= Beginning of Section =

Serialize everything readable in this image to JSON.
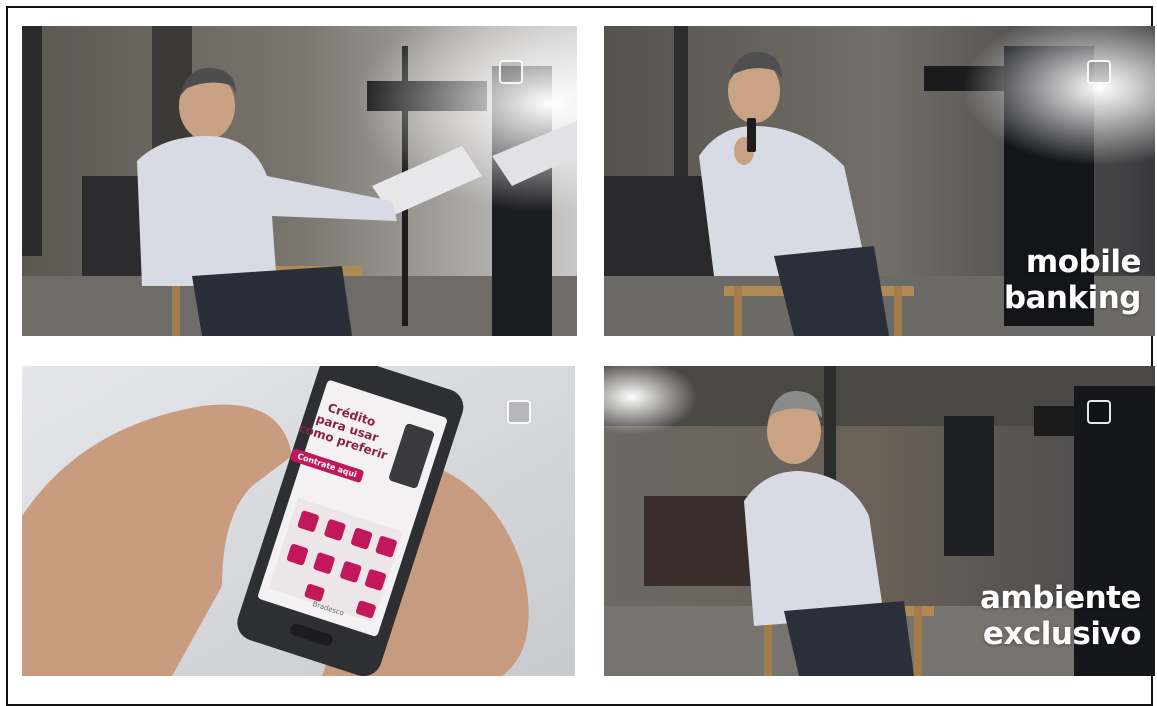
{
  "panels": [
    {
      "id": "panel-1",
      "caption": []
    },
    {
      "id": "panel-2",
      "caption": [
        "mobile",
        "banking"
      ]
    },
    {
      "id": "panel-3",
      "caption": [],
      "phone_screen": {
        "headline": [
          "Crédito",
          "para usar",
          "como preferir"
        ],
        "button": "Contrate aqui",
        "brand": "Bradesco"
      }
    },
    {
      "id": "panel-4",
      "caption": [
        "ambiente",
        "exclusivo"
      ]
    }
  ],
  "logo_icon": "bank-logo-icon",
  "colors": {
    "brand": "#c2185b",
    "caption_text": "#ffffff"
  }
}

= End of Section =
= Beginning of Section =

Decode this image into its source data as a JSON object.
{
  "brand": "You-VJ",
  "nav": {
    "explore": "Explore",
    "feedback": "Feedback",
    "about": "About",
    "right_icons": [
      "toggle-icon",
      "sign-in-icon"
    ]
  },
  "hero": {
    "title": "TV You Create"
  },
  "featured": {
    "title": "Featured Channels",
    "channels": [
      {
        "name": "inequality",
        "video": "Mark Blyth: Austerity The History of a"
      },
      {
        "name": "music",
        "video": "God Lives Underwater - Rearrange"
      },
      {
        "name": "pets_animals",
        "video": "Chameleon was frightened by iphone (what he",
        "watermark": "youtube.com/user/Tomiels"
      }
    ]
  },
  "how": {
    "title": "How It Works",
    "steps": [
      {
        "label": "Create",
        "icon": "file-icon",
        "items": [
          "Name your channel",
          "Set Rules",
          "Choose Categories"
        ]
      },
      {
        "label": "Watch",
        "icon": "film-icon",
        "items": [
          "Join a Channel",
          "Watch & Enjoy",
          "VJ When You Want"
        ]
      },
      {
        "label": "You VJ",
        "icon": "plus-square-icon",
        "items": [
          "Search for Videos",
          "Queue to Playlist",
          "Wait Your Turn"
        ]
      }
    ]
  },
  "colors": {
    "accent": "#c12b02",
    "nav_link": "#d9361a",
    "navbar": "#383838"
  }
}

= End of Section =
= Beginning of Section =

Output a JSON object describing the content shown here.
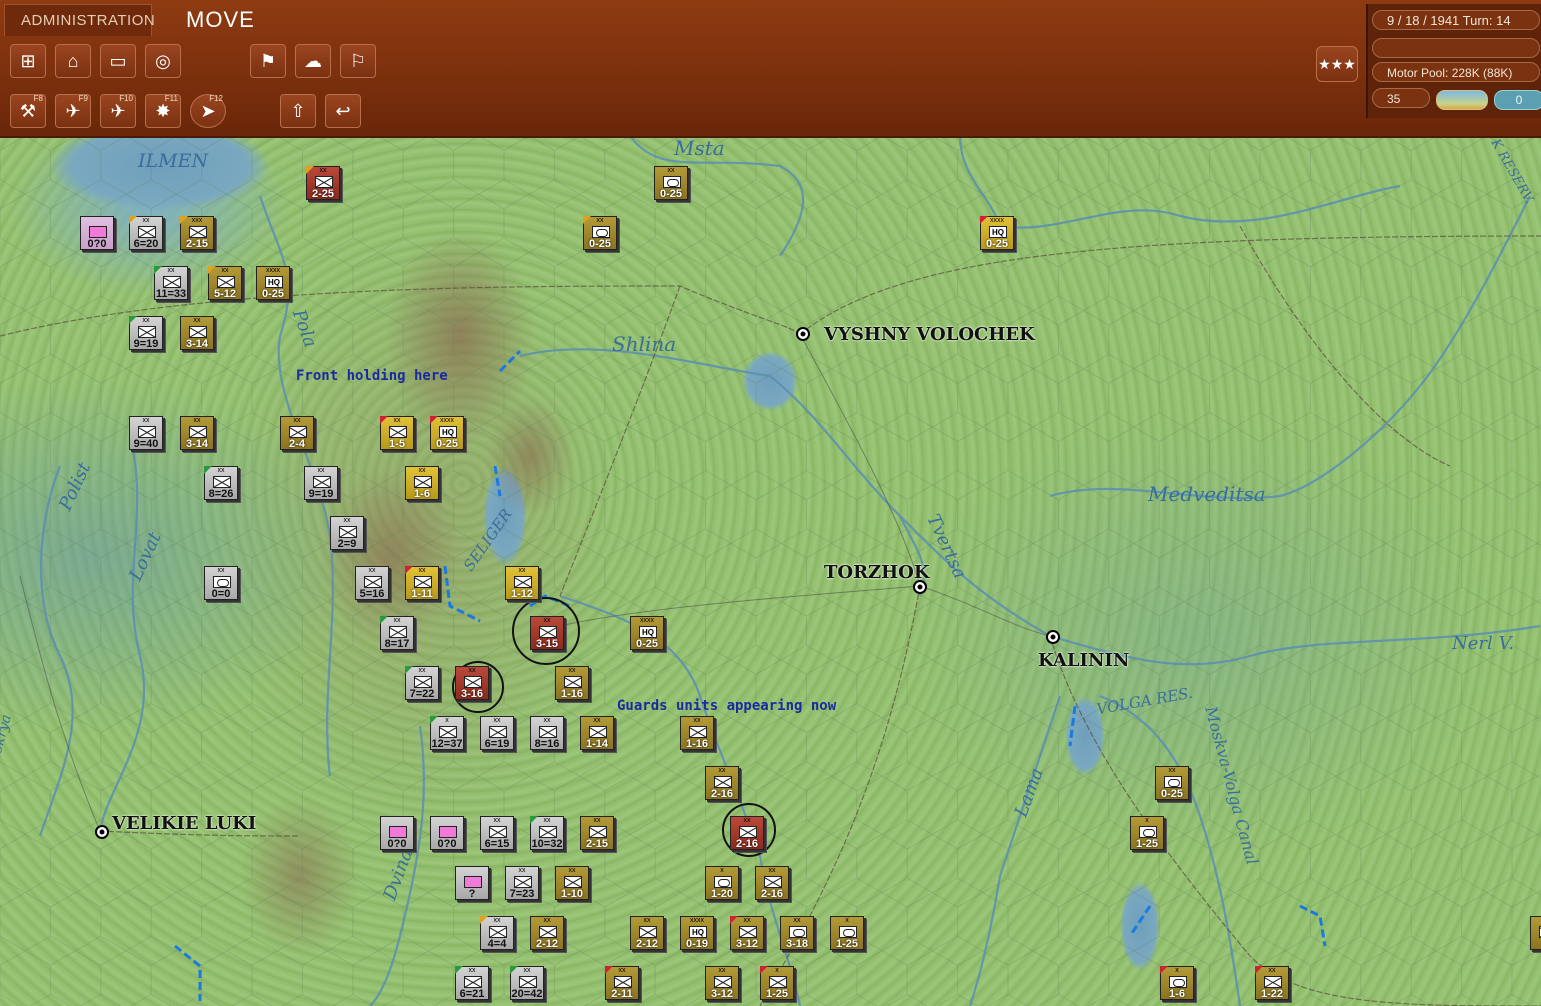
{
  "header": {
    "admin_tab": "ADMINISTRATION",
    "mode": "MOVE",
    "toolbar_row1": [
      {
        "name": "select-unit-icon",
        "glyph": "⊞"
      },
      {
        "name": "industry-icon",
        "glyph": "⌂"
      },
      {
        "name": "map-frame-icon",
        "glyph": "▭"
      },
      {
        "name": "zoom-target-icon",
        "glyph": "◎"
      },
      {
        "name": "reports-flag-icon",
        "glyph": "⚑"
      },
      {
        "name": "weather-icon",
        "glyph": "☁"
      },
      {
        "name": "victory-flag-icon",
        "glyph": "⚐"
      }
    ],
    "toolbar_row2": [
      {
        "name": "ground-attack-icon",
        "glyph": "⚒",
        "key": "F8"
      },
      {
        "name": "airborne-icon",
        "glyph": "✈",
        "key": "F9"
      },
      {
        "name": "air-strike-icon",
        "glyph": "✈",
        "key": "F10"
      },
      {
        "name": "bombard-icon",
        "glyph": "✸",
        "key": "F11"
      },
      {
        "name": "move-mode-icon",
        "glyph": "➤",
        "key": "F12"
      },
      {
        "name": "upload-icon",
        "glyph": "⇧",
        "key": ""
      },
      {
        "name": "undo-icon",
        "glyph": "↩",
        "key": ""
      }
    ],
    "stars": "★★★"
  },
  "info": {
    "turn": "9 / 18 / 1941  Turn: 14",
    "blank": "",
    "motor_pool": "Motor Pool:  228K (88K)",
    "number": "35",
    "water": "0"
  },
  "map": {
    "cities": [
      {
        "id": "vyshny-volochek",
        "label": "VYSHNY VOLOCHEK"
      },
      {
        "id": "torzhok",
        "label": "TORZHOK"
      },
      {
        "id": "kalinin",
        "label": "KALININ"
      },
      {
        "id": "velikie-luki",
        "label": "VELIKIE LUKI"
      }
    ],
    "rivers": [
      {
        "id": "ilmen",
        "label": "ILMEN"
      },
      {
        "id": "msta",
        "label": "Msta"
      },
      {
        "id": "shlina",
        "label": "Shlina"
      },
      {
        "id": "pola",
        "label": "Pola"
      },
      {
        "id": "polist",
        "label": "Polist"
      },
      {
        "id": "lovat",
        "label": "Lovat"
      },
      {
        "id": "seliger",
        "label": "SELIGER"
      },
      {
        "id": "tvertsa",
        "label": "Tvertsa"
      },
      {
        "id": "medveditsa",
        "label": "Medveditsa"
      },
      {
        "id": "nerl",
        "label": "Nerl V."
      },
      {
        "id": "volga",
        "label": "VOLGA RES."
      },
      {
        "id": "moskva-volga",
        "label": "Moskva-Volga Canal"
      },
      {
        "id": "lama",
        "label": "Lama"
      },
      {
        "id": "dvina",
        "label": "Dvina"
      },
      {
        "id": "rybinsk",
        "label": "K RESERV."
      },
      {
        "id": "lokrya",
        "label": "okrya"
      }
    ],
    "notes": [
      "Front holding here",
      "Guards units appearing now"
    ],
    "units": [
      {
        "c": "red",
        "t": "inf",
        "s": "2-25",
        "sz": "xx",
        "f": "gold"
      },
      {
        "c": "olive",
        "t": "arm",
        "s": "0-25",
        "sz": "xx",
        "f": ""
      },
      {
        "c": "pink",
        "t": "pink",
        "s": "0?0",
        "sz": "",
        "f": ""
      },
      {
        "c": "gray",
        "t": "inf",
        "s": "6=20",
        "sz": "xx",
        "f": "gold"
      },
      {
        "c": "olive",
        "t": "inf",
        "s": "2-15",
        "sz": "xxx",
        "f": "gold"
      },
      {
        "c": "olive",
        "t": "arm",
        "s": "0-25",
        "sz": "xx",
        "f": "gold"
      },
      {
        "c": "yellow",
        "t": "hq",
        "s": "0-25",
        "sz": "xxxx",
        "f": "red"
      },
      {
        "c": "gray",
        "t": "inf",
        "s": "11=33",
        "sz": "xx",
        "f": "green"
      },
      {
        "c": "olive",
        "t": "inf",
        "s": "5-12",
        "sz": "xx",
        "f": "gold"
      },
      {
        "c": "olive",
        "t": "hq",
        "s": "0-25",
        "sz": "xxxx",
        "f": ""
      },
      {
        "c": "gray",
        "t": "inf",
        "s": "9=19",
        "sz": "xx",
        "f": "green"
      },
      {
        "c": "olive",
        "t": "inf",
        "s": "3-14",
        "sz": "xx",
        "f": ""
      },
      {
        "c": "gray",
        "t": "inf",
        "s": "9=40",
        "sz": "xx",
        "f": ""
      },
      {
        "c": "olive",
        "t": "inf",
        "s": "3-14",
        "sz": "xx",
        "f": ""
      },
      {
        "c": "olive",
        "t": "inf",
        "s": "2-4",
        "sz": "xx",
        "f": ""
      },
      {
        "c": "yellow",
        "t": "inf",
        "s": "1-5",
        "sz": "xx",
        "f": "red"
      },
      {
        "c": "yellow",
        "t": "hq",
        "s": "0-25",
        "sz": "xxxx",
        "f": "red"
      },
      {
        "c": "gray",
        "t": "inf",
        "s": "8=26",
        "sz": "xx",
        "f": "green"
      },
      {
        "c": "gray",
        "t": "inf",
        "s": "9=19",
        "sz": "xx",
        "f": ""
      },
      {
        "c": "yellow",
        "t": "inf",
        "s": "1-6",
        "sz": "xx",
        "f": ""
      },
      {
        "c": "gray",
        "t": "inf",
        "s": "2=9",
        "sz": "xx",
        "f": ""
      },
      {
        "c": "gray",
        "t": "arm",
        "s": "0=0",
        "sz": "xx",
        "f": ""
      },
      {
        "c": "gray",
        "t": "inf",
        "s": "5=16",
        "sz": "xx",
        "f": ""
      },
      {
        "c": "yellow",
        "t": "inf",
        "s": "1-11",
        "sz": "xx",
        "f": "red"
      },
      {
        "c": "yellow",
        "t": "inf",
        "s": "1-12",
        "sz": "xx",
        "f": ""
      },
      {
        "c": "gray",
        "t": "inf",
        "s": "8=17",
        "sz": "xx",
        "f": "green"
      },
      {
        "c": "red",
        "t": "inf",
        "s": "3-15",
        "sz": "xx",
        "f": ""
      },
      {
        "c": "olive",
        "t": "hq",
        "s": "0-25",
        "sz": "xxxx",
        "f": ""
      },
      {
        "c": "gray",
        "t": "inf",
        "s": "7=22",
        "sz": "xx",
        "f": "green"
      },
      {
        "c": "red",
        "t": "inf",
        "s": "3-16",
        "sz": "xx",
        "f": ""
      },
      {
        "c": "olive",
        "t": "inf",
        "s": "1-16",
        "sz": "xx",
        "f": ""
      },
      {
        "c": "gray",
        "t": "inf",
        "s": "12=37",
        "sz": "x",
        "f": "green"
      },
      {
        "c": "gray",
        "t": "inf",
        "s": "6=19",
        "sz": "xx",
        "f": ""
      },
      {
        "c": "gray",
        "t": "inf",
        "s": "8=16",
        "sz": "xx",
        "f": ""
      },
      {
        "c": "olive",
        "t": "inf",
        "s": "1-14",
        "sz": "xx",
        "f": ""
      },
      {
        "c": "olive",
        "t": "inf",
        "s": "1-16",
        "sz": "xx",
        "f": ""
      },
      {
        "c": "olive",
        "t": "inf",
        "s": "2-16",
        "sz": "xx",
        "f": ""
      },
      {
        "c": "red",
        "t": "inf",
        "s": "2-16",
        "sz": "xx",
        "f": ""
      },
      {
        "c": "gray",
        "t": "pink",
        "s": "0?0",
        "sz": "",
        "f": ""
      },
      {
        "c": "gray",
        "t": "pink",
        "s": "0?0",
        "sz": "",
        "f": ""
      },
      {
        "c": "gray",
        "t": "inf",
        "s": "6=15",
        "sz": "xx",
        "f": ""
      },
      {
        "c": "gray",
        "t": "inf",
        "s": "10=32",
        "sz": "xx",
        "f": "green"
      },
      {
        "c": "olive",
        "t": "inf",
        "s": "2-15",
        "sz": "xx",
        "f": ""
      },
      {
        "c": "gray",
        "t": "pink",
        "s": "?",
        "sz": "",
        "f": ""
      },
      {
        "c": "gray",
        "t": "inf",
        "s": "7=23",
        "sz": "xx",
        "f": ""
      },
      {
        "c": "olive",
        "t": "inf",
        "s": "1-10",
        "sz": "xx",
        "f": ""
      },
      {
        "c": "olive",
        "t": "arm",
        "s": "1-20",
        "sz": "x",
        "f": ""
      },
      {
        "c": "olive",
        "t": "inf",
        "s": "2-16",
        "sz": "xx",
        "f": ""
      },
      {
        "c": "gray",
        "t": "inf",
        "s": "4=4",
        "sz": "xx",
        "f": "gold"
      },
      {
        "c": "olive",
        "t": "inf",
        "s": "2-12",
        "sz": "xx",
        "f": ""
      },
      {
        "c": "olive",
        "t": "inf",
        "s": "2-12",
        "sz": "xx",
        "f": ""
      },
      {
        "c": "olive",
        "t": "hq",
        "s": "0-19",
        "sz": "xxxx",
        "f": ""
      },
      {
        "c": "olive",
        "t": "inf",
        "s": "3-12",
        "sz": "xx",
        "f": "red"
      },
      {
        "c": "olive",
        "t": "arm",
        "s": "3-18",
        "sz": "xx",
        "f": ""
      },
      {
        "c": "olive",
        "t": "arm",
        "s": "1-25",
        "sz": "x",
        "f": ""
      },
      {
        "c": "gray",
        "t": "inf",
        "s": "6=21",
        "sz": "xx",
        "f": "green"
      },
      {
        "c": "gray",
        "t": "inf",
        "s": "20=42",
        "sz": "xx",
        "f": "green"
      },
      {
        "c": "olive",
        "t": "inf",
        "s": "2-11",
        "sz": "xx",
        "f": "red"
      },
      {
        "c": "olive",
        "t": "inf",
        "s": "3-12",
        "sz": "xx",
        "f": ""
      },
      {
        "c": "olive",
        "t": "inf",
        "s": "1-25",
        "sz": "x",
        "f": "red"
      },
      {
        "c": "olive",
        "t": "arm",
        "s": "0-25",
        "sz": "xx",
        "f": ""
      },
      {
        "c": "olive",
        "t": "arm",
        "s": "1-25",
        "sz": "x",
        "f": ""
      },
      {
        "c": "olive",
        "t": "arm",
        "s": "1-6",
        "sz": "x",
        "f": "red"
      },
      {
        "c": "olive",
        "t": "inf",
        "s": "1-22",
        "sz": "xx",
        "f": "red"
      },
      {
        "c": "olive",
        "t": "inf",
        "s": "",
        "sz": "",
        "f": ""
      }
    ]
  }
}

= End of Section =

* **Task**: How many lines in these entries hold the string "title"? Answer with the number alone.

* **Task output**: 3